I had the pleasure of meeting Stefania Druga of Hackidemia fame yesterday. When you have the chance to spend time with someone who left a promising career to follow their passion, do so! She is spreading joy, wonder, and empowerment to children as they discover they can be Makers, shaping their environments as well as their futures.
During the tour of Las Vegas’ own hackerspace, SYN Shop, conversation turned towards a possible collaboration between UNLV and SYN Shop. At which point Stefania pointed out that the university system was a dinosaur on its last legs (I loved how she would follow such statements with the fact that she was from Romania and so always spoke her mind – no need to ever apologize for that!).
Obviously over the last year and a half this is not the first time I’ve heard or read this sentiment.
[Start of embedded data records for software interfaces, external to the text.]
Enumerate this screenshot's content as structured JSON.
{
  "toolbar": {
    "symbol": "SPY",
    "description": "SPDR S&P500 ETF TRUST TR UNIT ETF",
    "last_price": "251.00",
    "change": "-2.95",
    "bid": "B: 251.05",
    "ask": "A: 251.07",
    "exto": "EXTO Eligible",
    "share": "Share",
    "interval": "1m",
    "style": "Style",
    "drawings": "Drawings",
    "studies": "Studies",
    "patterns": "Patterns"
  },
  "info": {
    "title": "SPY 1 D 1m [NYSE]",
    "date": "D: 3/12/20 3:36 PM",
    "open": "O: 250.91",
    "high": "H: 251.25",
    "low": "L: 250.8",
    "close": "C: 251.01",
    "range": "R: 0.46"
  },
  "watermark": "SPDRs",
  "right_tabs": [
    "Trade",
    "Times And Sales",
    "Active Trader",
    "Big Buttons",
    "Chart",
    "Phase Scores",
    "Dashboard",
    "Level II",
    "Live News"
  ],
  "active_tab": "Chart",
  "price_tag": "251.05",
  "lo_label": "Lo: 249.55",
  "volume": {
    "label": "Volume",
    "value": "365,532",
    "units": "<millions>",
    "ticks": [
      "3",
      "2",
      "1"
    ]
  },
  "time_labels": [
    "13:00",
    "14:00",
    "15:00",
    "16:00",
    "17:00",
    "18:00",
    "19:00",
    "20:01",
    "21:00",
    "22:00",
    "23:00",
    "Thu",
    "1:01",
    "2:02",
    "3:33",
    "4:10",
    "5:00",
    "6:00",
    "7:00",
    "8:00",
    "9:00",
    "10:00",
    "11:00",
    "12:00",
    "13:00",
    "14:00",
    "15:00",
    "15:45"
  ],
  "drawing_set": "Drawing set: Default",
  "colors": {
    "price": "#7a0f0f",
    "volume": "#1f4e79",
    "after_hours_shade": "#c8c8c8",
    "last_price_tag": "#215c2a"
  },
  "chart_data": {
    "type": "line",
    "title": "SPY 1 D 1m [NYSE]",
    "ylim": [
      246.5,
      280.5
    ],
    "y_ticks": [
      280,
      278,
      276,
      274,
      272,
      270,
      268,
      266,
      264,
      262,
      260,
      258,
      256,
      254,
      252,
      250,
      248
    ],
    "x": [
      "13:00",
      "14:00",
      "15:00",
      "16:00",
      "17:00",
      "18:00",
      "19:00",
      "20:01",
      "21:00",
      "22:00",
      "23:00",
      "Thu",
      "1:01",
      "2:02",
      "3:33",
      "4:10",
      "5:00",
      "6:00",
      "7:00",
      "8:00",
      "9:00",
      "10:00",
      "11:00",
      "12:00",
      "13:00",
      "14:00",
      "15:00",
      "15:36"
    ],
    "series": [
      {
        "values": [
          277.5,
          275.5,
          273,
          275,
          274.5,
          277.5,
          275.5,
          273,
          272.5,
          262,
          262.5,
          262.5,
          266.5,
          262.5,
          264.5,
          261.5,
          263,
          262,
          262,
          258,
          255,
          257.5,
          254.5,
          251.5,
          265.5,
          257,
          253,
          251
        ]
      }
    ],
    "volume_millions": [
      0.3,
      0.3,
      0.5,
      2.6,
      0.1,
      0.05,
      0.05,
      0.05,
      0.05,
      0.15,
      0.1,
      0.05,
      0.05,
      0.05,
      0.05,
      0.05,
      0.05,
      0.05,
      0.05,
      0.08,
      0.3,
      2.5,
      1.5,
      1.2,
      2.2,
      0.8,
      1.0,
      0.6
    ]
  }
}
Ever since Dr. Thrun and Dr. Norvig appeared on the scene with their massively open online AI course, many have claimed to hear the beginning death knell for brick-and-mortar higher learning institutions. However, I have spent the last couple of years in graduate school and have at least two more years to go, with the goal of becoming part of this “dinosaur”. My reason for doing so is that I am fascinated by educational research and educational technology, and I want to put my skills to use to help shape best practices in that area for both teachers and students. So my question to Stefania was “what about research”? I have not always been in education; my first degree was in Environmental Conservation. I remember being captivated by my professors when they would describe their past and present research and how it related to the course concepts. If universities no longer existed, where would this fascinating research come from?
Her reply was immediate – that research is currently being conducted in the realm of makerspaces. Which made me wonder, what would this new paradigm of research look like? One answer to the question was provided by Stefania herself when she sent me a link to The Journal of Peer Production. This online journal publishes content that reflects “commons-based and oriented production in which participation is voluntary and predicated on the self-selection of tasks” (found on home page). One of the articles contained on this website, “Hackerspaces and DIYbio in Asia: Connecting Science and Community with Open Data, Kits and Protocols,” is an excellent description of merging science, accessible technology, and community participation to investigate issues and develop solutions.
Pairing researchers with various hacker and maker communities might be one way to fill the void that would be created. However, unless these communities become much more sophisticated, I do not see how they would be able to conduct work similar to, say, Harvard University’s cancer research. Experimental physics would also probably prove to be a stretch. But I do believe they could prove fertile ground for educational research. Given the social nature of makerspaces as well as the critical pedagogy that appears to be embedded within the construct, I feel that Vygotsky and Freire would approve as well.